Then he asked me about how I ended up here in Bangalore, how long have I been here and where do I stay. We shared a few laughs about how almost everyone we meet in Bangalore is not from here but is from somewhere else.
We then spoke about his dreams (he wants to save enough money to own a salon in his home town and travel the country). We then spoke about dreams in general. He offered me some tea, which I graciously accepted and enjoyed. While we were having this side conversation, he had finished my grooming session and it was time to part ways.
He asked me when would I be back and requested that I book an appointment beforehand and specifically ask for him by name to do my grooming. He also thanked me for taking interest in him and talking to him. He said that not many people take interest in people like him.
I came back home and did not think much of the conversation.
Of late, I have been thinking and reading a lot about customer experience. One thing that stood apart for me in my reading, especially after my experience at the salon was how one sided our conversations regarding customer experiences are.
We are only thinking about what can brands do to improve their customers experience with the brand. In doing this, we forget that in any given situation, there are two sets of people involved – the customer and the brand.
While all brands should definitely work towards improving the experience they provide to their customers, it is not the be all and end off customer experience. It is in their best interest to do so.
The question is what role do we play as customers or consumers in how we experience the engagement with the brands. Do we want to be passive and demanding that the brands go all out to improve our experience or can we do something that can improve our experience irrespective of what the brands are doing on this.
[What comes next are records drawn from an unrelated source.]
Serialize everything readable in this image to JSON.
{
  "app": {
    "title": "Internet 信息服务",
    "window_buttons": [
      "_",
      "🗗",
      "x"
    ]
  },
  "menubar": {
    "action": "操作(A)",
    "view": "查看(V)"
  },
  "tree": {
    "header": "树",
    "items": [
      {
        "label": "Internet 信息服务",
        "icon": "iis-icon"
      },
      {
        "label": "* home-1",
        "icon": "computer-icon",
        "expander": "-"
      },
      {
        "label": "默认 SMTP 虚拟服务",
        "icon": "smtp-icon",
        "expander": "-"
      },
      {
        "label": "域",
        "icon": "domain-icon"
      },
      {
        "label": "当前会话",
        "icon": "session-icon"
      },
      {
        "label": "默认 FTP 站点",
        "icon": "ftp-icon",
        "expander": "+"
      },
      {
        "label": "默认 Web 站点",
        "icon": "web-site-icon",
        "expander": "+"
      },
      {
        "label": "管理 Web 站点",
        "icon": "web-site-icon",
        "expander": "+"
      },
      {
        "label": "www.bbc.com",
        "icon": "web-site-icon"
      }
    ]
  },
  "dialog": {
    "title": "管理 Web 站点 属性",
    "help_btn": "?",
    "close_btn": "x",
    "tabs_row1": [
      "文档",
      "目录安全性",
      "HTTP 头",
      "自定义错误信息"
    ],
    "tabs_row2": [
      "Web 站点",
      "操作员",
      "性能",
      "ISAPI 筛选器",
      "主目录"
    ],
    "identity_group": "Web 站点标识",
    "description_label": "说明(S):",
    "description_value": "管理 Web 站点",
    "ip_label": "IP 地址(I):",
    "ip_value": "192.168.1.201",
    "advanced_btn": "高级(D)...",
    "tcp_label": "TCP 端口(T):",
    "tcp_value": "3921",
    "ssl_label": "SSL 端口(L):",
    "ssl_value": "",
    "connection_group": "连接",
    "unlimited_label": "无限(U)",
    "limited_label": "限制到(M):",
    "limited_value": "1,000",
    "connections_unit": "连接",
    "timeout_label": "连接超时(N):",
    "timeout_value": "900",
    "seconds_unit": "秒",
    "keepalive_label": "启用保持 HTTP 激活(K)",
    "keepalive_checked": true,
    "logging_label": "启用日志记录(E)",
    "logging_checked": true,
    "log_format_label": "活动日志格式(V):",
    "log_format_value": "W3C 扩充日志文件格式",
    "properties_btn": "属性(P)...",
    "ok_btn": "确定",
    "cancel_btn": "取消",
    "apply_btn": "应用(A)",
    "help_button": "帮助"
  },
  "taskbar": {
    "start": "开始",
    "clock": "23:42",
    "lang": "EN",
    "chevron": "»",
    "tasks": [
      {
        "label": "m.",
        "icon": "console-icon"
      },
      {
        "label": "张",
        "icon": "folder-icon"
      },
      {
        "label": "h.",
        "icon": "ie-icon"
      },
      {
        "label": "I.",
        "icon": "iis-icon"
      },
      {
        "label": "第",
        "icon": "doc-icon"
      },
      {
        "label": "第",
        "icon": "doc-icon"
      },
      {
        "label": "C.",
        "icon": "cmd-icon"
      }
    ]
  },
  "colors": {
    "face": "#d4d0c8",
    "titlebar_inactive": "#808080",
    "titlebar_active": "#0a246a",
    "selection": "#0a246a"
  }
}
We as consumers can take it upon ourselves to have a great experience in every interaction we have with any given brand. We just need to understand that every experience is powered by humans (at least till now) and if we take a little bit of interest in them, they will take a lot more interest in us.
Some things that we all can do as customers to ensure that we have great experiences in our interactions with our favourite brands could be:
- Give respect: Treating people with respect (whether it is the stylist at a salon, a retail assistant in a mall or a customer service assistant in a call centre) has a direct impact on the interaction we have with them.
- Take Interest: Being genuinely interested in the people who are serving or interacting with us enables us to have a much richer interaction. All it takes is for us to ask some questions so we get to know them a little bit. For example, do we know the name of the person we are interacting with, where are they from, what are they doing here, what are their aspirations, etc.
- Smile: We will be surprised when we look at ourselves in any given interaction with brands. Most of us never smile when we are interacting with people (or brands). Just smiling increases our chance of having a good interaction.
When I sit down and think about all the time that I’ve had good experiences in the past, I can always trace it back to having had a good conversation with the people engaged with me. I remember having interesting conversations with air hostesses, cab drivers, retail assistants and clerks, bank tellers, call center employees, customer service representatives at service centers, receptionists and auto-mechanics.
Every single time I’ve had these conversations, I remember going back with a good experience.
Given that this the case, the question then is the following:
- Why are w(m)e not doing this more often?
- Why aren’t more of us doing this more often?
- Why aren’t brands encouraging this behaviour?”
I think it is time that we as consumers also take charge of our experiences.